### Problem to solve
For each line of the data below that holds "background", copy the line.

·····

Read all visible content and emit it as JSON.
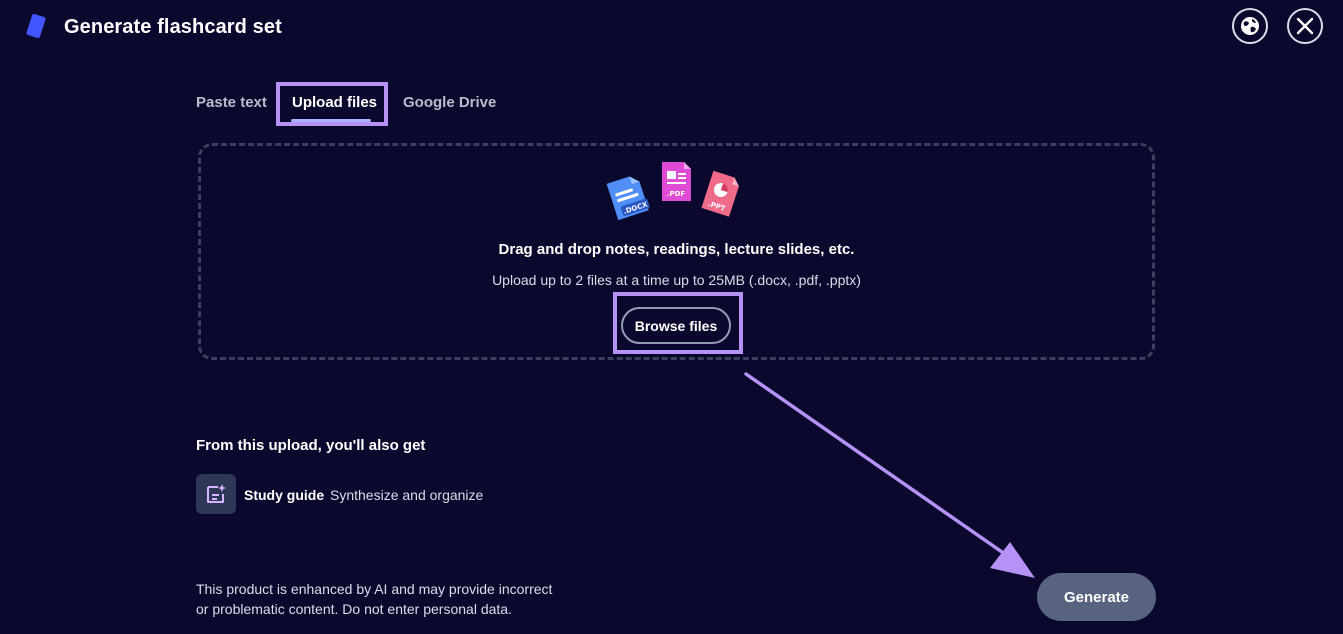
{
  "header": {
    "title": "Generate flashcard set",
    "icons": [
      "logo-icon",
      "globe-icon",
      "close-icon"
    ]
  },
  "tabs": [
    {
      "label": "Paste text",
      "active": false
    },
    {
      "label": "Upload files",
      "active": true
    },
    {
      "label": "Google Drive",
      "active": false
    }
  ],
  "dropzone": {
    "file_icons": [
      ".DOCX",
      ".PDF",
      ".PPT"
    ],
    "title": "Drag and drop notes, readings, lecture slides, etc.",
    "subtitle": "Upload up to 2 files at a time up to 25MB (.docx, .pdf, .pptx)",
    "browse_label": "Browse files"
  },
  "also_get": {
    "title": "From this upload, you'll also get",
    "item_label": "Study guide",
    "item_desc": "Synthesize and organize"
  },
  "disclaimer": {
    "line1": "This product is enhanced by AI and may provide incorrect",
    "line2": "or problematic content. Do not enter personal data."
  },
  "generate_label": "Generate",
  "colors": {
    "background": "#0a092d",
    "highlight": "#b692f6",
    "tab_underline": "#a8b1ff",
    "generate_bg": "#586380",
    "docx": "#4f8ff7",
    "pdf": "#e04bd6",
    "ppt": "#f06a8a"
  }
}
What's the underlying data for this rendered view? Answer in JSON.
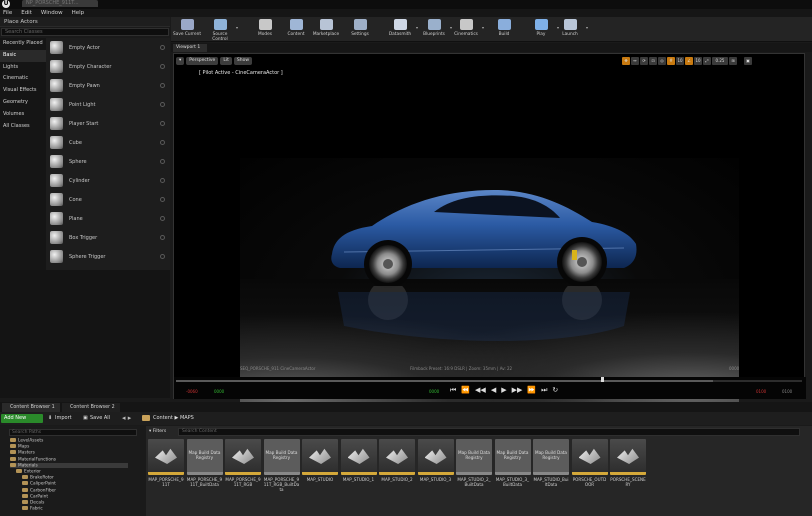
{
  "window": {
    "logo": "U",
    "doc_tab": "NP_PORSCHE_911T..."
  },
  "menu": [
    "File",
    "Edit",
    "Window",
    "Help"
  ],
  "place_actors": {
    "header": "Place Actors",
    "search_placeholder": "Search Classes",
    "categories": [
      "Recently Placed",
      "Basic",
      "Lights",
      "Cinematic",
      "Visual Effects",
      "Geometry",
      "Volumes",
      "All Classes"
    ],
    "selected_category": "Basic",
    "items": [
      "Empty Actor",
      "Empty Character",
      "Empty Pawn",
      "Point Light",
      "Player Start",
      "Cube",
      "Sphere",
      "Cylinder",
      "Cone",
      "Plane",
      "Box Trigger",
      "Sphere Trigger"
    ]
  },
  "toolbar": {
    "buttons": [
      {
        "label": "Save Current",
        "icon": "save-icon",
        "color": "#9aa8c8"
      },
      {
        "label": "Source Control",
        "icon": "source-control-icon",
        "color": "#8fb3d9"
      },
      {
        "label": "Modes",
        "icon": "modes-icon",
        "color": "#c8c8c8"
      },
      {
        "label": "Content",
        "icon": "content-icon",
        "color": "#9fb6d6"
      },
      {
        "label": "Marketplace",
        "icon": "marketplace-icon",
        "color": "#b8c4d6"
      },
      {
        "label": "Settings",
        "icon": "settings-icon",
        "color": "#9fb0c8"
      },
      {
        "label": "Datasmith",
        "icon": "datasmith-icon",
        "color": "#cfd8e6"
      },
      {
        "label": "Blueprints",
        "icon": "blueprints-icon",
        "color": "#9ab0cc"
      },
      {
        "label": "Cinematics",
        "icon": "cinematics-icon",
        "color": "#c8c8c8"
      },
      {
        "label": "Build",
        "icon": "build-icon",
        "color": "#8aaedc"
      },
      {
        "label": "Play",
        "icon": "play-icon",
        "color": "#7fb0e8"
      },
      {
        "label": "Launch",
        "icon": "launch-icon",
        "color": "#b9c6d8"
      }
    ]
  },
  "viewport": {
    "tab": "Viewport 1",
    "view_mode": "Perspective",
    "lit": "Lit",
    "show": "Show",
    "pilot": "[ Pilot Active - CineCameraActor ]",
    "zoom_value": "0.25",
    "cine_left": "SEQ_PORSCHE_911 CineCameraActor",
    "cine_mid": "Filmback Preset: 16:9 DSLR | Zoom: 35mm | Av: 22",
    "cine_right": "0000",
    "timeline": {
      "progress": 0.85,
      "t1": "-0060",
      "t2": "0000",
      "t3": "0000",
      "t4": "-0060",
      "t5": "0100",
      "t6": "0100"
    },
    "transport": [
      "⏮",
      "⏪",
      "◀◀",
      "◀",
      "▶",
      "▶▶",
      "⏩",
      "⏭",
      "↻"
    ]
  },
  "content_browser": {
    "tabs": [
      "Content Browser 1",
      "Content Browser 2"
    ],
    "add_new": "Add New",
    "import": "Import",
    "save_all": "Save All",
    "breadcrumb": [
      "Content",
      "▶",
      "MAPS"
    ],
    "search_paths_placeholder": "Search Paths",
    "filters": "Filters",
    "search_content_placeholder": "Search Content",
    "tree": [
      "LevelAssets",
      "Maps",
      "Masters",
      "MaterialFunctions",
      "Materials",
      "Exterior",
      "BrakeRotor",
      "CaliperPaint",
      "CarbonFiber",
      "CarPaint",
      "Decals",
      "Fabric"
    ],
    "assets": [
      {
        "label": "MAP_PORSCHE_911T",
        "kind": "map"
      },
      {
        "label": "MAP_PORSCHE_911T_BuiltData",
        "kind": "reg",
        "art": "Map Build Data Registry"
      },
      {
        "label": "MAP_PORSCHE_911T_RGB",
        "kind": "map"
      },
      {
        "label": "MAP_PORSCHE_911T_RGB_BuiltData",
        "kind": "reg",
        "art": "Map Build Data Registry"
      },
      {
        "label": "MAP_STUDIO",
        "kind": "map"
      },
      {
        "label": "MAP_STUDIO_1",
        "kind": "map"
      },
      {
        "label": "MAP_STUDIO_2",
        "kind": "map"
      },
      {
        "label": "MAP_STUDIO_3",
        "kind": "map"
      },
      {
        "label": "MAP_STUDIO_2_BuiltData",
        "kind": "reg",
        "art": "Map Build Data Registry"
      },
      {
        "label": "MAP_STUDIO_3_BuiltData",
        "kind": "reg",
        "art": "Map Build Data Registry"
      },
      {
        "label": "MAP_STUDIO_BuiltData",
        "kind": "reg",
        "art": "Map Build Data Registry"
      },
      {
        "label": "PORSCHE_OUTDOOR",
        "kind": "map"
      },
      {
        "label": "PORSCHE_SCENERY",
        "kind": "map"
      }
    ]
  }
}
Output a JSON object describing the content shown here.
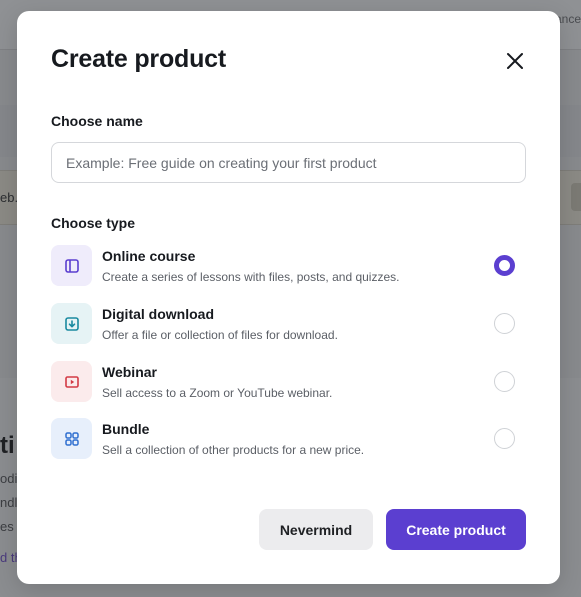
{
  "background": {
    "topbar_text": "ance",
    "row_text": "eb.f",
    "heading": "ti",
    "lines": [
      "odia",
      "ndl",
      "es"
    ],
    "link": "d th"
  },
  "modal": {
    "title": "Create product",
    "close_icon": "close-icon",
    "name_section": {
      "label": "Choose name",
      "placeholder": "Example: Free guide on creating your first product",
      "value": ""
    },
    "type_section": {
      "label": "Choose type",
      "options": [
        {
          "title": "Online course",
          "description": "Create a series of lessons with files, posts, and quizzes.",
          "icon": "book-icon",
          "icon_bg": "#efecfb",
          "icon_color": "#5b3fd0",
          "selected": true
        },
        {
          "title": "Digital download",
          "description": "Offer a file or collection of files for download.",
          "icon": "download-icon",
          "icon_bg": "#e6f3f5",
          "icon_color": "#1a8aa0",
          "selected": false
        },
        {
          "title": "Webinar",
          "description": "Sell access to a Zoom or YouTube webinar.",
          "icon": "play-icon",
          "icon_bg": "#fbebec",
          "icon_color": "#d33a45",
          "selected": false
        },
        {
          "title": "Bundle",
          "description": "Sell a collection of other products for a new price.",
          "icon": "grid-icon",
          "icon_bg": "#e7effb",
          "icon_color": "#2f6fd0",
          "selected": false
        }
      ]
    },
    "actions": {
      "cancel_label": "Nevermind",
      "confirm_label": "Create product"
    }
  },
  "colors": {
    "accent": "#5b3fd0",
    "overlay": "#8c8c8c"
  }
}
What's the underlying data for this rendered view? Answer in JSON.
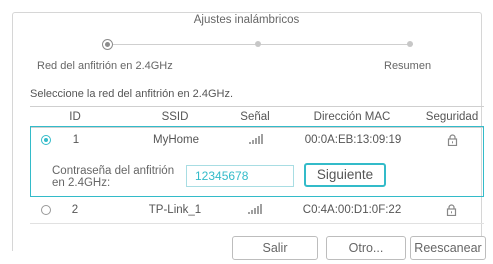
{
  "wizard": {
    "title": "Ajustes inalámbricos",
    "steps": [
      {
        "label": "Red del anfitrión en 2.4GHz",
        "state": "current"
      },
      {
        "label": "",
        "state": "pending"
      },
      {
        "label": "Resumen",
        "state": "pending"
      }
    ]
  },
  "select_prompt": "Seleccione la red del anfitrión en 2.4GHz.",
  "table": {
    "headers": {
      "id": "ID",
      "ssid": "SSID",
      "signal": "Señal",
      "mac": "Dirección MAC",
      "security": "Seguridad"
    },
    "rows": [
      {
        "id": "1",
        "ssid": "MyHome",
        "mac": "00:0A:EB:13:09:19",
        "selected": true,
        "signal_icon": "signal-bars-icon",
        "security_icon": "lock-icon"
      },
      {
        "id": "2",
        "ssid": "TP-Link_1",
        "mac": "C0:4A:00:D1:0F:22",
        "selected": false,
        "signal_icon": "signal-bars-icon",
        "security_icon": "lock-icon"
      }
    ]
  },
  "password": {
    "label": "Contraseña del anfitrión en 2.4GHz:",
    "value": "12345678"
  },
  "buttons": {
    "next": "Siguiente",
    "exit": "Salir",
    "other": "Otro...",
    "rescan": "Reescanear"
  },
  "colors": {
    "accent": "#33bbc9",
    "border": "#cfcfcf",
    "text": "#555555"
  }
}
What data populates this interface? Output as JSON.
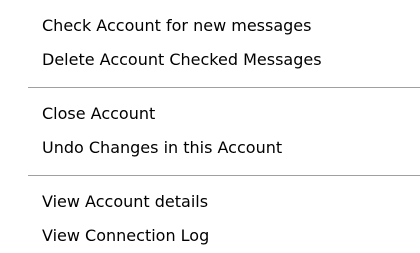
{
  "menu": {
    "groups": [
      {
        "items": [
          {
            "label": "Check Account for new messages"
          },
          {
            "label": "Delete Account Checked Messages"
          }
        ]
      },
      {
        "items": [
          {
            "label": "Close Account"
          },
          {
            "label": "Undo Changes in this Account"
          }
        ]
      },
      {
        "items": [
          {
            "label": "View Account details"
          },
          {
            "label": "View Connection Log"
          }
        ]
      }
    ]
  },
  "colors": {
    "background": "#ffffff",
    "text": "#000000",
    "separator": "#a0a0a0"
  }
}
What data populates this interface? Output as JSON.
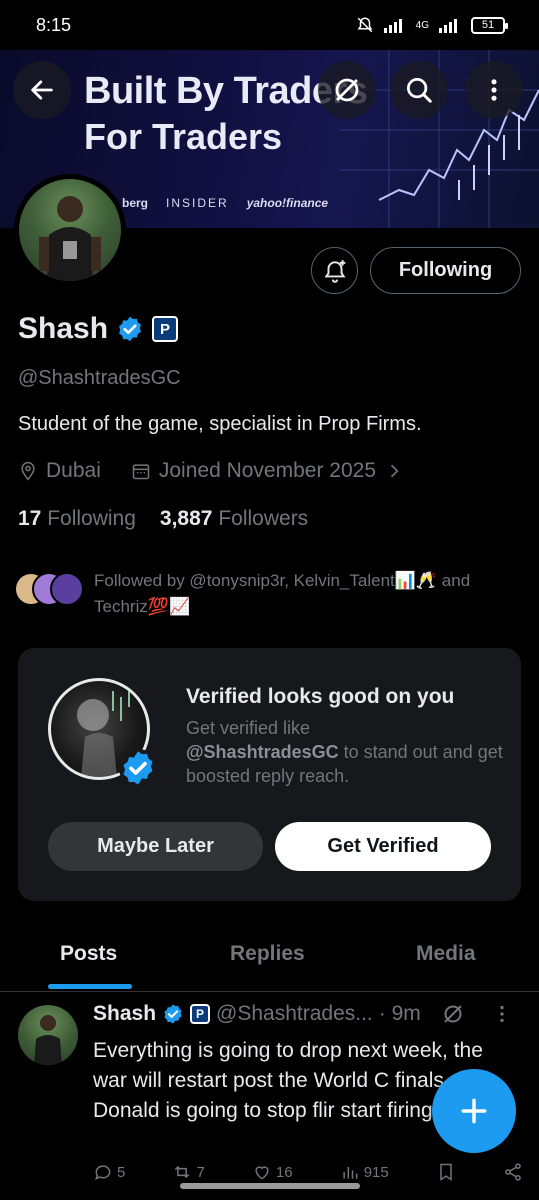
{
  "status_bar": {
    "time": "8:15",
    "network": "4G",
    "battery": "51"
  },
  "banner": {
    "line1": "Built By Traders",
    "line2": "For Traders",
    "logos": [
      "berg",
      "INSIDER",
      "yahoo!finance"
    ]
  },
  "profile": {
    "display_name": "Shash",
    "handle": "@ShashtradesGC",
    "bio": "Student of the game, specialist in Prop Firms.",
    "location": "Dubai",
    "joined": "Joined November 2025",
    "following_count": "17",
    "following_label": "Following",
    "followers_count": "3,887",
    "followers_label": "Followers",
    "followed_by": "Followed by @tonysnip3r, Kelvin_Talent📊🥂 and Techriz💯📈"
  },
  "actions": {
    "following_button": "Following"
  },
  "verify_card": {
    "title": "Verified looks good on you",
    "body_prefix": "Get verified like",
    "body_handle": "@ShashtradesGC",
    "body_suffix": " to stand out and get boosted reply reach.",
    "maybe_later": "Maybe Later",
    "get_verified": "Get Verified"
  },
  "tabs": [
    "Posts",
    "Replies",
    "Media"
  ],
  "post": {
    "name": "Shash",
    "handle": "@Shashtrades...",
    "time": "· 9m",
    "text": "Everything is going to drop next week, the war will restart post the World C finals. Donald is going to stop flir start firing.",
    "counts": {
      "replies": "5",
      "reposts": "7",
      "likes": "16",
      "views": "915"
    }
  },
  "colors": {
    "accent": "#1d9bf0",
    "background": "#000000",
    "muted": "#71767b"
  }
}
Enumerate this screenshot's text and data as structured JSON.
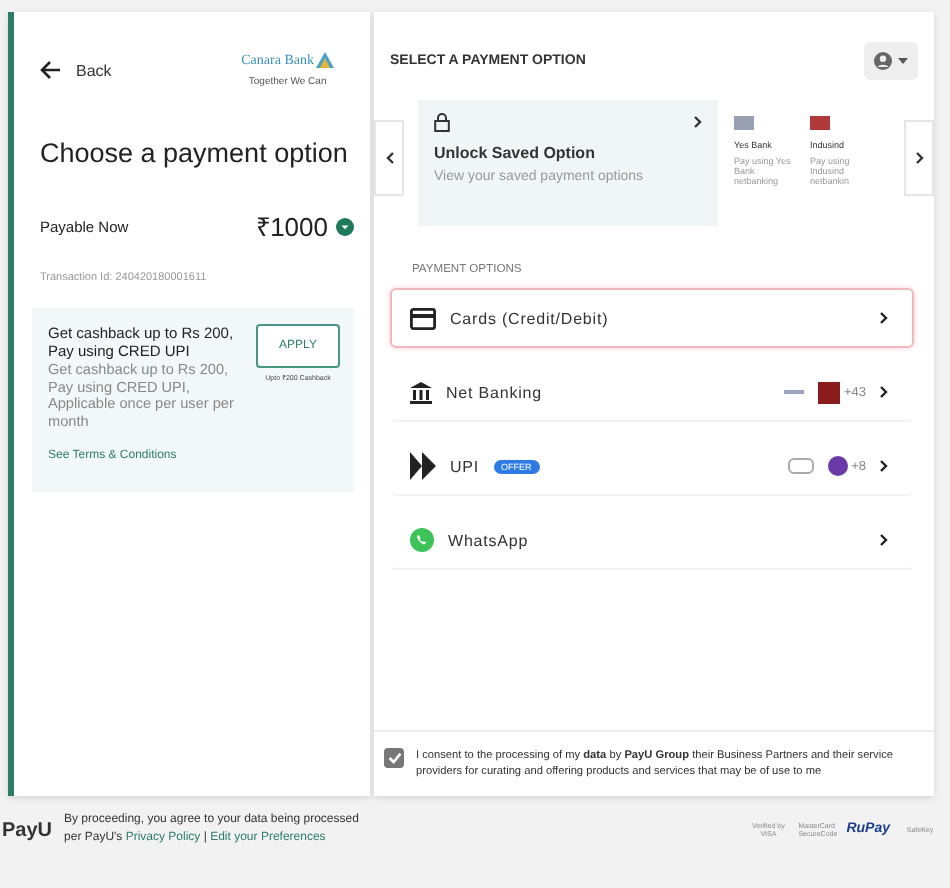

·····

### Task response
    "background": "#0a092d",
  "background": {
    "background": "#ffffff",
    "background": "#000000",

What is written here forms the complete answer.